An example is Lahore’s Huawei-built safe city, which uses some 8000 high-grade CCTV cameras, 4G wireless connectivity, facial recognition, automated vehicle number plate recognition, multiple tracking options, integrated communication platforms, geographic information systems and specialised apps for use by security personnel. This system is controlled through a large, 10,000 square-metre integrated command, control and communication centre that uses artificial intelligence, big data and cloud computing technology.
Along with digitising Pakistani city security, Chinese SOEs are also deeply involved in improving digital connectivity between the two countries through a cross-border fibre-optic cable link. Internet traffic is routed through China, with talk of adopting Chinese internet regulations and installing a Chinese-style national internet firewall. Such connectivity effectively makes Pakistan an outlier of the Chinese domestic network.
The Xinjiang technologies are also finding use in Africa. CloudWalk, a Guangzhou-based tech startup that has received considerable Chinese government finance, has a strategic cooperation framework agreement with Zimbabwe to build a national facial recognition program. The agreement as part of the BRI is intended primarily to improve security and law enforcement. Movement through Zimbabwe’s airports, railways, and bus stations will be monitored using a facial-recognition database integrated with biometric technology.

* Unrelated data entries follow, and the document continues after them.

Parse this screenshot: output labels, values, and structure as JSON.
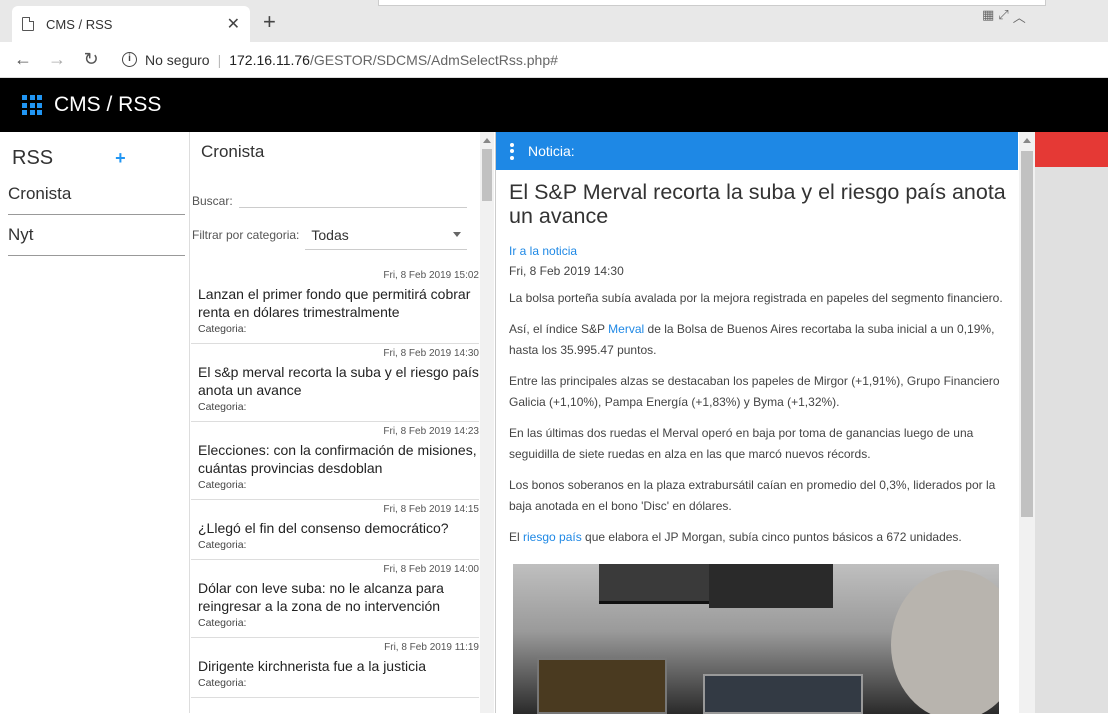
{
  "browser": {
    "tab_title": "CMS / RSS",
    "tab_close": "✕",
    "new_tab": "+",
    "back": "←",
    "forward": "→",
    "reload": "↻",
    "info": "i",
    "security": "No seguro",
    "url_host": "172.16.11.76",
    "url_path": "/GESTOR/SDCMS/AdmSelectRss.php#"
  },
  "app": {
    "title": "CMS / RSS"
  },
  "left": {
    "title": "RSS",
    "add": "+",
    "feeds": [
      "Cronista",
      "Nyt"
    ]
  },
  "mid": {
    "title": "Cronista",
    "search_label": "Buscar:",
    "filter_label": "Filtrar por categoria:",
    "filter_value": "Todas",
    "news": [
      {
        "date": "Fri, 8 Feb 2019 15:02",
        "title": "Lanzan el primer fondo que permitirá cobrar renta en dólares trimestralmente",
        "category": "Categoria:"
      },
      {
        "date": "Fri, 8 Feb 2019 14:30",
        "title": "El s&p merval recorta la suba y el riesgo país anota un avance",
        "category": "Categoria:"
      },
      {
        "date": "Fri, 8 Feb 2019 14:23",
        "title": "Elecciones: con la confirmación de misiones, cuántas provincias desdoblan",
        "category": "Categoria:"
      },
      {
        "date": "Fri, 8 Feb 2019 14:15",
        "title": "¿Llegó el fin del consenso democrático?",
        "category": "Categoria:"
      },
      {
        "date": "Fri, 8 Feb 2019 14:00",
        "title": "Dólar con leve suba: no le alcanza para reingresar a la zona de no intervención",
        "category": "Categoria:"
      },
      {
        "date": "Fri, 8 Feb 2019 11:19",
        "title": "Dirigente kirchnerista fue a la justicia",
        "category": "Categoria:"
      }
    ]
  },
  "article": {
    "header": "Noticia:",
    "title": "El S&P Merval recorta la suba y el riesgo país anota un avance",
    "link": "Ir a la noticia",
    "date": "Fri, 8 Feb 2019 14:30",
    "p1": "La bolsa porteña subía avalada por la mejora registrada en papeles del segmento financiero.",
    "p2_a": "Así, el índice S&P ",
    "p2_link": "Merval",
    "p2_b": " de la Bolsa de Buenos Aires recortaba la suba inicial a un 0,19%, hasta los 35.995.47 puntos.",
    "p3": "Entre las principales alzas se destacaban los papeles de Mirgor (+1,91%), Grupo Financiero Galicia (+1,10%), Pampa Energía (+1,83%) y Byma (+1,32%).",
    "p4": "En las últimas dos ruedas el Merval operó en baja por toma de ganancias luego de una seguidilla de siete ruedas en alza en las que marcó nuevos récords.",
    "p5": "Los bonos soberanos en la plaza extrabursátil caían en promedio del 0,3%, liderados por la baja anotada en el bono 'Disc' en dólares.",
    "p6_a": "El ",
    "p6_link": "riesgo país",
    "p6_b": " que elabora el JP Morgan, subía cinco puntos básicos a 672 unidades."
  },
  "colors": {
    "accent": "#1e88e5",
    "appbar": "#000000",
    "red": "#e53935"
  }
}
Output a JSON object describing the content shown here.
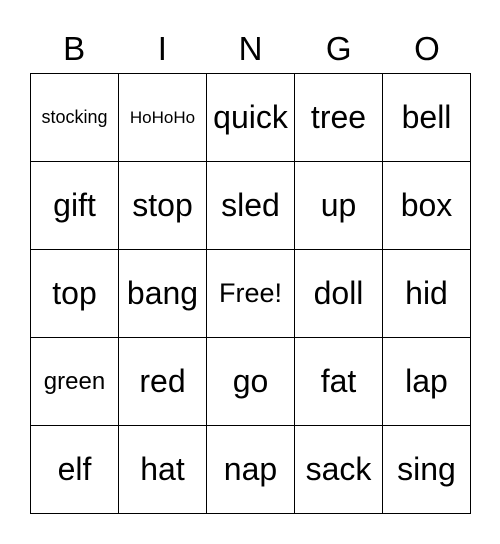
{
  "header": [
    "B",
    "I",
    "N",
    "G",
    "O"
  ],
  "cells": [
    [
      "stocking",
      "HoHoHo",
      "quick",
      "tree",
      "bell"
    ],
    [
      "gift",
      "stop",
      "sled",
      "up",
      "box"
    ],
    [
      "top",
      "bang",
      "Free!",
      "doll",
      "hid"
    ],
    [
      "green",
      "red",
      "go",
      "fat",
      "lap"
    ],
    [
      "elf",
      "hat",
      "nap",
      "sack",
      "sing"
    ]
  ]
}
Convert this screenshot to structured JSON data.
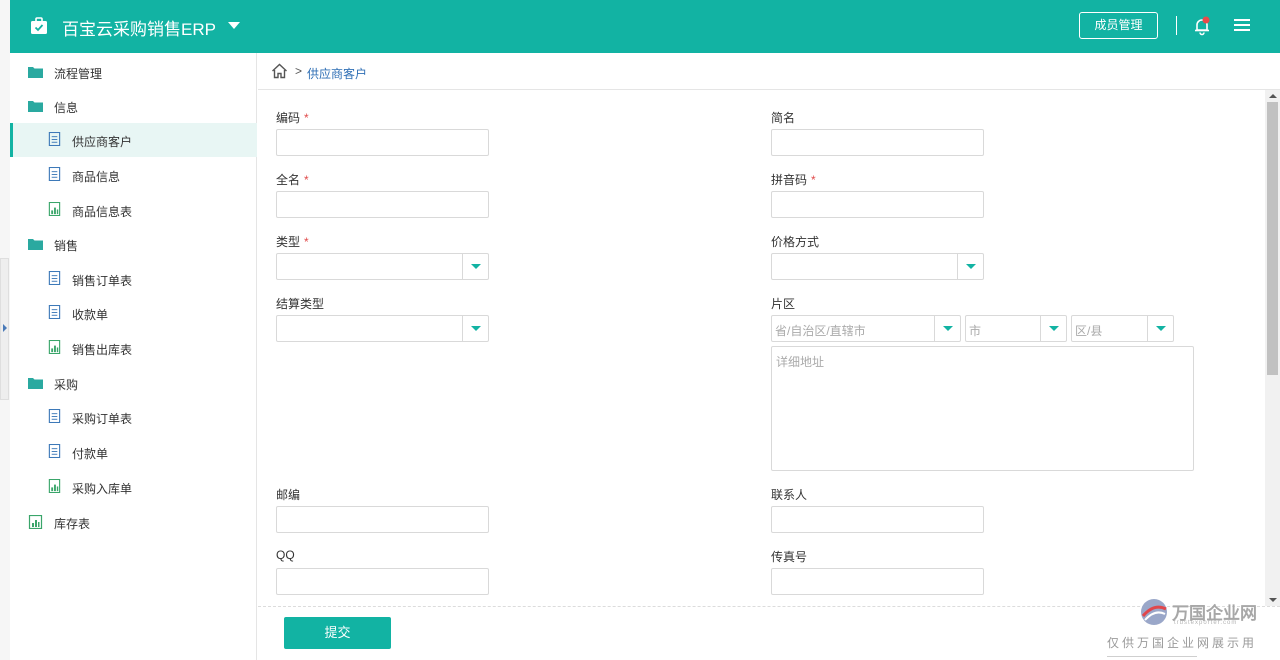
{
  "header": {
    "app_title": "百宝云采购销售ERP",
    "member_button": "成员管理"
  },
  "colors": {
    "brand": "#12b3a3",
    "link": "#2f6fb5",
    "required": "#e04b4b"
  },
  "sidebar": {
    "items": [
      {
        "label": "流程管理",
        "icon": "folder-icon",
        "level": "group"
      },
      {
        "label": "信息",
        "icon": "folder-icon",
        "level": "group"
      },
      {
        "label": "供应商客户",
        "icon": "document-icon",
        "level": "sub",
        "active": true
      },
      {
        "label": "商品信息",
        "icon": "document-icon",
        "level": "sub"
      },
      {
        "label": "商品信息表",
        "icon": "report-icon",
        "level": "sub"
      },
      {
        "label": "销售",
        "icon": "folder-icon",
        "level": "group"
      },
      {
        "label": "销售订单表",
        "icon": "document-icon",
        "level": "sub"
      },
      {
        "label": "收款单",
        "icon": "document-icon",
        "level": "sub"
      },
      {
        "label": "销售出库表",
        "icon": "report-icon",
        "level": "sub"
      },
      {
        "label": "采购",
        "icon": "folder-icon",
        "level": "group"
      },
      {
        "label": "采购订单表",
        "icon": "document-icon",
        "level": "sub"
      },
      {
        "label": "付款单",
        "icon": "document-icon",
        "level": "sub"
      },
      {
        "label": "采购入库单",
        "icon": "report-icon",
        "level": "sub"
      },
      {
        "label": "库存表",
        "icon": "report-icon",
        "level": "group"
      }
    ]
  },
  "breadcrumb": {
    "separator": ">",
    "current": "供应商客户"
  },
  "form": {
    "code": {
      "label": "编码",
      "required": "*",
      "value": ""
    },
    "short_name": {
      "label": "简名",
      "value": ""
    },
    "full_name": {
      "label": "全名",
      "required": "*",
      "value": ""
    },
    "pinyin": {
      "label": "拼音码",
      "required": "*",
      "value": ""
    },
    "type": {
      "label": "类型",
      "required": "*",
      "selected": ""
    },
    "price_mode": {
      "label": "价格方式",
      "selected": ""
    },
    "settlement_type": {
      "label": "结算类型",
      "selected": ""
    },
    "region": {
      "label": "片区",
      "province_placeholder": "省/自治区/直辖市",
      "city_placeholder": "市",
      "district_placeholder": "区/县",
      "address_placeholder": "详细地址"
    },
    "postcode": {
      "label": "邮编",
      "value": ""
    },
    "contact": {
      "label": "联系人",
      "value": ""
    },
    "qq": {
      "label": "QQ",
      "value": ""
    },
    "fax": {
      "label": "传真号",
      "value": ""
    }
  },
  "footer": {
    "submit_label": "提交"
  },
  "watermark": {
    "name": "万国企业网",
    "url": "trustexporter.com",
    "note": "仅供万国企业网展示用"
  }
}
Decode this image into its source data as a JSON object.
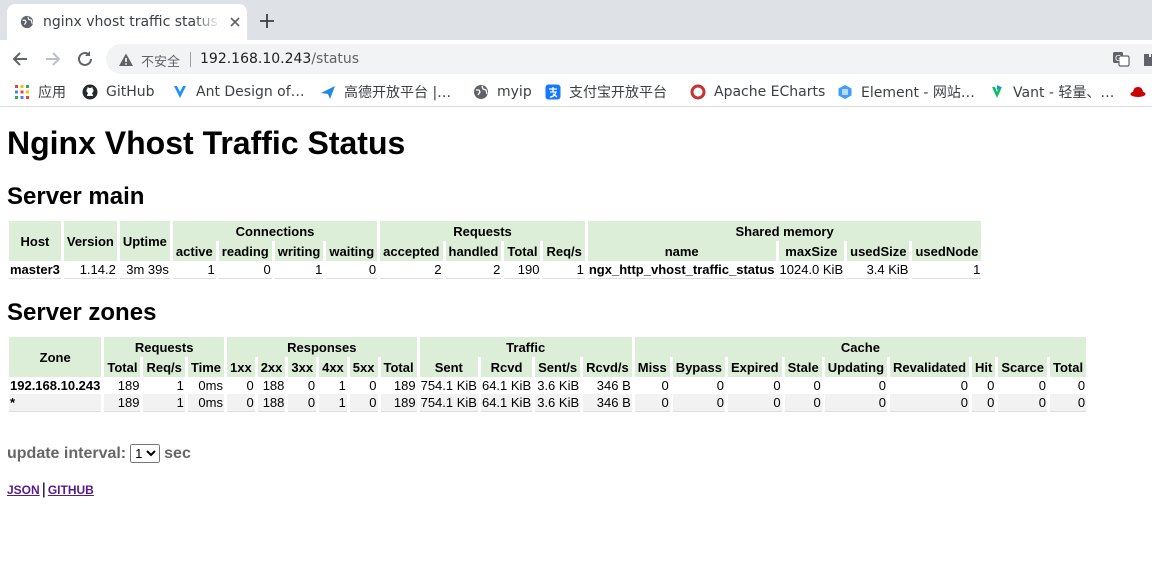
{
  "browser": {
    "tab_title": "nginx vhost traffic status",
    "insecure_label": "不安全",
    "url_host": "192.168.10.243",
    "url_path": "/status",
    "bookmarks": [
      "应用",
      "GitHub",
      "Ant Design of…",
      "高德开放平台 |…",
      "myip",
      "支付宝开放平台",
      "Apache ECharts",
      "Element - 网站…",
      "Vant - 轻量、…"
    ]
  },
  "page": {
    "title": "Nginx Vhost Traffic Status",
    "server_main_heading": "Server main",
    "server_zones_heading": "Server zones",
    "server_main": {
      "headers": {
        "host": "Host",
        "version": "Version",
        "uptime": "Uptime",
        "connections": "Connections",
        "requests": "Requests",
        "shared_memory": "Shared memory",
        "active": "active",
        "reading": "reading",
        "writing": "writing",
        "waiting": "waiting",
        "accepted": "accepted",
        "handled": "handled",
        "total": "Total",
        "reqs": "Req/s",
        "name": "name",
        "maxsize": "maxSize",
        "usedsize": "usedSize",
        "usednode": "usedNode"
      },
      "row": {
        "host": "master3",
        "version": "1.14.2",
        "uptime": "3m 39s",
        "active": "1",
        "reading": "0",
        "writing": "1",
        "waiting": "0",
        "accepted": "2",
        "handled": "2",
        "total": "190",
        "reqs": "1",
        "name": "ngx_http_vhost_traffic_status",
        "maxsize": "1024.0 KiB",
        "usedsize": "3.4 KiB",
        "usednode": "1"
      }
    },
    "server_zones": {
      "headers": {
        "zone": "Zone",
        "requests": "Requests",
        "responses": "Responses",
        "traffic": "Traffic",
        "cache": "Cache",
        "total": "Total",
        "reqs": "Req/s",
        "time": "Time",
        "r1xx": "1xx",
        "r2xx": "2xx",
        "r3xx": "3xx",
        "r4xx": "4xx",
        "r5xx": "5xx",
        "rtotal": "Total",
        "sent": "Sent",
        "rcvd": "Rcvd",
        "sents": "Sent/s",
        "rcvds": "Rcvd/s",
        "miss": "Miss",
        "bypass": "Bypass",
        "expired": "Expired",
        "stale": "Stale",
        "updating": "Updating",
        "revalidated": "Revalidated",
        "hit": "Hit",
        "scarce": "Scarce",
        "ctotal": "Total"
      },
      "rows": [
        {
          "zone": "192.168.10.243",
          "total": "189",
          "reqs": "1",
          "time": "0ms",
          "r1xx": "0",
          "r2xx": "188",
          "r3xx": "0",
          "r4xx": "1",
          "r5xx": "0",
          "rtotal": "189",
          "sent": "754.1 KiB",
          "rcvd": "64.1 KiB",
          "sents": "3.6 KiB",
          "rcvds": "346 B",
          "miss": "0",
          "bypass": "0",
          "expired": "0",
          "stale": "0",
          "updating": "0",
          "revalidated": "0",
          "hit": "0",
          "scarce": "0",
          "ctotal": "0"
        },
        {
          "zone": "*",
          "total": "189",
          "reqs": "1",
          "time": "0ms",
          "r1xx": "0",
          "r2xx": "188",
          "r3xx": "0",
          "r4xx": "1",
          "r5xx": "0",
          "rtotal": "189",
          "sent": "754.1 KiB",
          "rcvd": "64.1 KiB",
          "sents": "3.6 KiB",
          "rcvds": "346 B",
          "miss": "0",
          "bypass": "0",
          "expired": "0",
          "stale": "0",
          "updating": "0",
          "revalidated": "0",
          "hit": "0",
          "scarce": "0",
          "ctotal": "0"
        }
      ]
    },
    "update_interval_label": "update interval:",
    "update_interval_value": "1",
    "update_interval_unit": "sec",
    "json_link": "JSON",
    "link_separator": "|",
    "github_link": "GITHUB"
  },
  "colors": {
    "header_bg": "#dcedd8",
    "alt_row_bg": "#f2f2f2",
    "link": "#551a8b"
  },
  "icons": [
    "globe-icon",
    "close-icon",
    "plus-icon",
    "back-icon",
    "forward-icon",
    "reload-icon",
    "warning-icon",
    "translate-icon",
    "apps-icon",
    "github-icon",
    "antd-icon",
    "amap-icon",
    "myip-icon",
    "alipay-icon",
    "echarts-icon",
    "element-icon",
    "vant-icon"
  ]
}
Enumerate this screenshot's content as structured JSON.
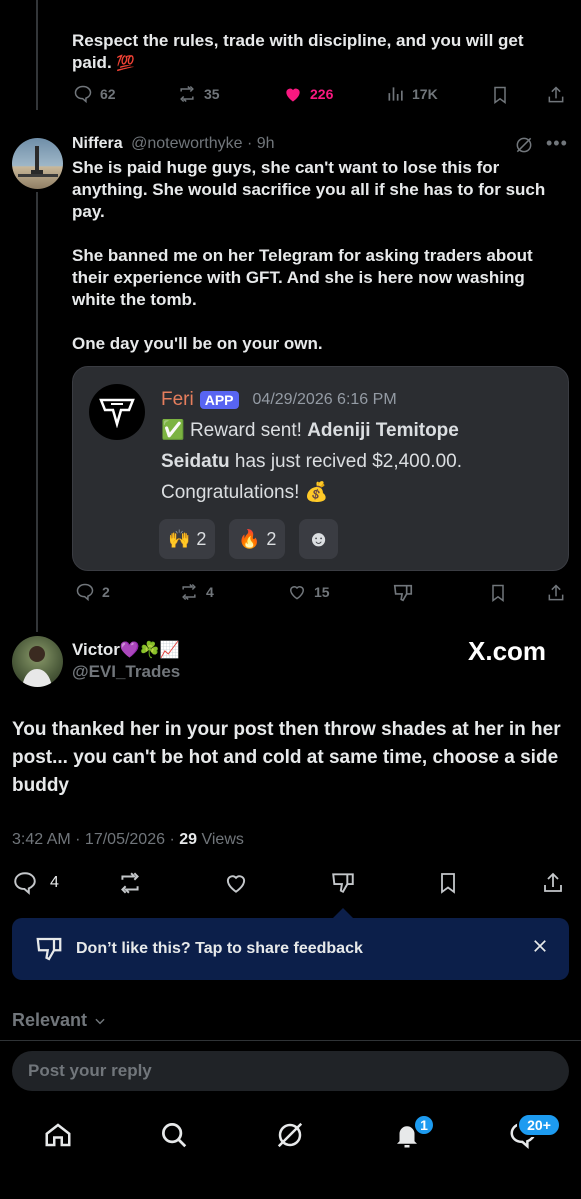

The CloudWalk agreement is the first Chinese artificial intelligence project in Africa. The extant Xinjiang facial-recognition database is extensive but inappropriate for an African population. Machine learning using a large local database is essential to optimise the Chinese artificial intelligence software for the Zimbabwean urban environment. Accordingly, as part of the agreement, Zimbabwe will send facial data on millions of its citizens as captured by CCTV cameras to CloudWalk so it can improve its artificial intelligence systems capabilities.
The Zimbabwean database is not China’s only machine-learning option. Chinese company Transsion is Africa’s top-selling smartphone company, as their products support multiple African languages, feature dual-SIM functionality and crucially have cameras with optimised exposure settings for darker skin tones, allowing facial details to be better captured. This is important for the company’s Tecno, Infinix and Itel smartphones that use facial-recognition technology. Transsion can now collect data on millions of customers allowing it to further improve its facial recognition capabilities through machine learning.
The need to collect African-specific images to improve the robustness and reliability of “big data” facial recognition systems is apparent. The same issue doubtless exists in Pakistan where the large scale collection of images by CCTV systems collated with biometrics – fundamental to the safe cities projects – will inevitably feed back into Chinese artificial intelligence machine learning software to improve performance. The broadband fibre-optic link seamlessly connecting Pakistan and Chinese digital networks should allow such artificial intelligence training to be undertaken easily and quickly.
The population-control technologies pioneered in Xinjiang seem set to flow out from China to the BRI countries. This is by no means all bad. Some countries will definitely benefit from reducing crime, while many would like to see a more stable Pakistan, a country with hundreds of nuclear weapons. Even so, the spread of these technologies also suggests darker visions of a more imperial, neo-colonialist China actively supporting authoritarian governments control their restive populations. The BRI may develop Xinjiang characteristics.
Peter Layton is the author of Artificial intelligence, big data and autonomous systems along the belt and road: towards private security companies with Chinese characteristics?, published in Small Wars & Insurgencies.